If you’ve been reading for a while you know I’m an avid proponent of gratitude.
I write thank you notes promptly and keep a record of at least two things to be thankful for each day. From the very, very large to the very, very small I keep gratitude as a part of my life. It’s a habit like making my bed or brushing my teeth and when I began this blog I learned something new – and startling.
I take gratitude for granted.
That’s the thing about a habit. It’s ingrained, it’s vital and you can’t live without it and as you implement this new practice you feel recharged and invigorated. YOu wonder why it took so long to get around to doing something that makes you feel so good. After a while you sort of slide on to auto pilot. The thrill dies down a bit and you miss the rush you got when it was all so new and you slip on the comfy old shoes and congratulated yourself for so successfully incorporating a new, worthwhile piece into the puzzle of your life.
So, as I began to plot what I would share about gratitude I realized you, Dear Readers, would all quickly bore of seeing my journal pages. I also wanted to offer practical information and little known, but, perhaps vital information about why one would (or should) take the time to be grateful. As is typical I learned I was not only teacher, but student, and stand amazed by what is at hand.
The most astounding fact, to me, is the one I share today. A daily gratitude practice can lower your blood pressure. By now I think we’ve all read how a gratitude practice will help us reduce stress and increases the chances of us following an exercise regimen. Both of these factors being an aid to lower blood pressure – but – there are some new studies indicating that the act (and art) of gratitude in and of itself will help lower blood pressure. The American Heart Association’s website offers one of the best summaries I’ve read on the topic under the heading Prevention and Treatment of Stress and Blood Pressure*. As the AMA points out a gratitude practice offers us an opportunity to change how we react in stressful situations. By increasing our focus on the positive aspects and interactions in our life, we are able to effectively reduce our overall stress load. That reduction in stress reduces the amount of time we spend in a ‘fight / flight’ mode which reduces rises in blood pressure caused by this response.
Granted, ‘fight / flight’ is a vital human reaction, but, not one we were ever intended to live in for extended periods of time. While science is still studying the direct correlation between stress to high blood pressure and heart disease, we all know we feel better – in body, mind and soul – when we are in a more relaxed state. Certainly none of us, save perhaps the lottery winners who live on the beach, can say they live a completely stress free existence. However in my humble opinion and personal experience I can say with certainty even the smallest stress reductions have paid large dividends in my health and well-being.
This is a topic that is near and dear to my heart (no pun intended) as both heart disease and high blood pressure are part of my family medical history. So, you can be sure there will be more posts on the science supporting the positive impact of a gratitude practice in our Thankful Thursday segment in the weeks to come.

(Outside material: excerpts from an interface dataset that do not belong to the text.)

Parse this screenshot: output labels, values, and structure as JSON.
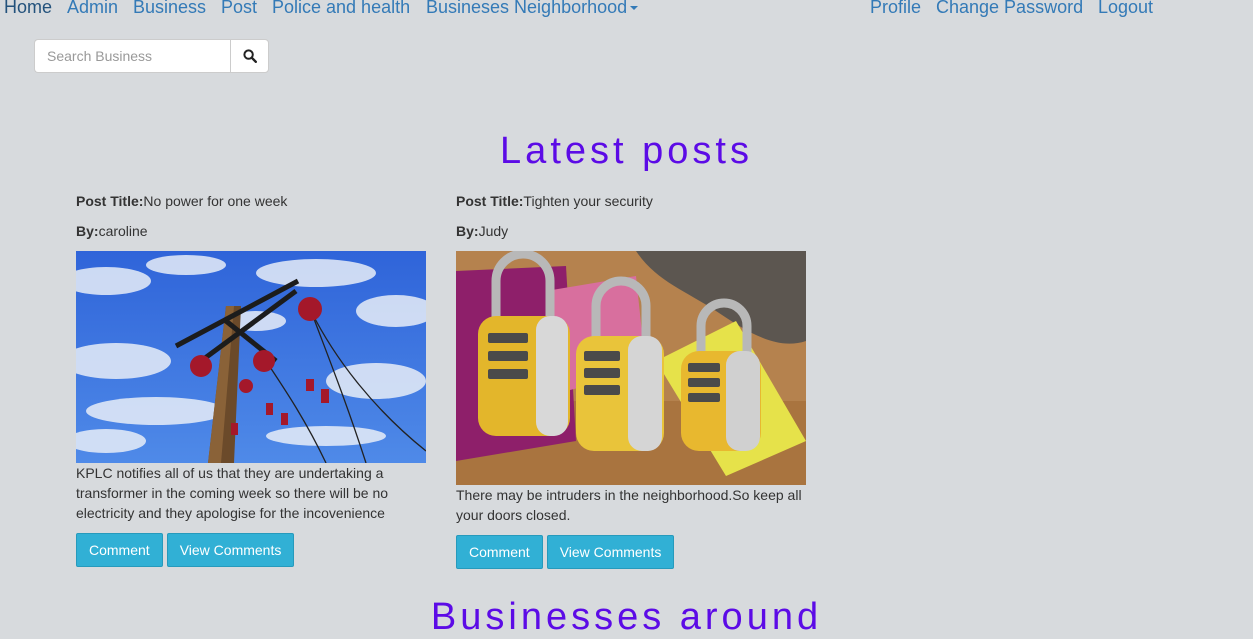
{
  "nav": {
    "left": [
      "Home",
      "Admin",
      "Business",
      "Post",
      "Police and health",
      "Busineses Neighborhood"
    ],
    "right": [
      "Profile",
      "Change Password",
      "Logout"
    ]
  },
  "search": {
    "placeholder": "Search Business",
    "icon": "search-icon"
  },
  "latest_title": "Latest posts",
  "posts": [
    {
      "title_label": "Post Title:",
      "title": "No power for one week",
      "by_label": "By:",
      "author": "caroline",
      "image": "power-lines-photo",
      "description": "KPLC notifies all of us that they are undertaking a transformer in the coming week so there will be no electricity and they apologise for the incovenience",
      "comment_label": "Comment",
      "view_label": "View Comments"
    },
    {
      "title_label": "Post Title:",
      "title": "Tighten your security",
      "by_label": "By:",
      "author": "Judy",
      "image": "padlocks-photo",
      "description": "There may be intruders in the neighborhood.So keep all your doors closed.",
      "comment_label": "Comment",
      "view_label": "View Comments"
    }
  ],
  "businesses_title": "Businesses around",
  "colors": {
    "accent": "#5c0be6",
    "link": "#337ab7",
    "button": "#31b0d5"
  }
}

* You can read the entire, multi-page article on the American Heart Association website, http://www.heart.org by selecting the links for conditions and then high blood pressure. I have linked directly to the article in the note above.
**Now let’s be clear (and make my attorney a happy camper) I am not suggesting you forego any prescribed blood pressure medicines or ignore your physician’s advice.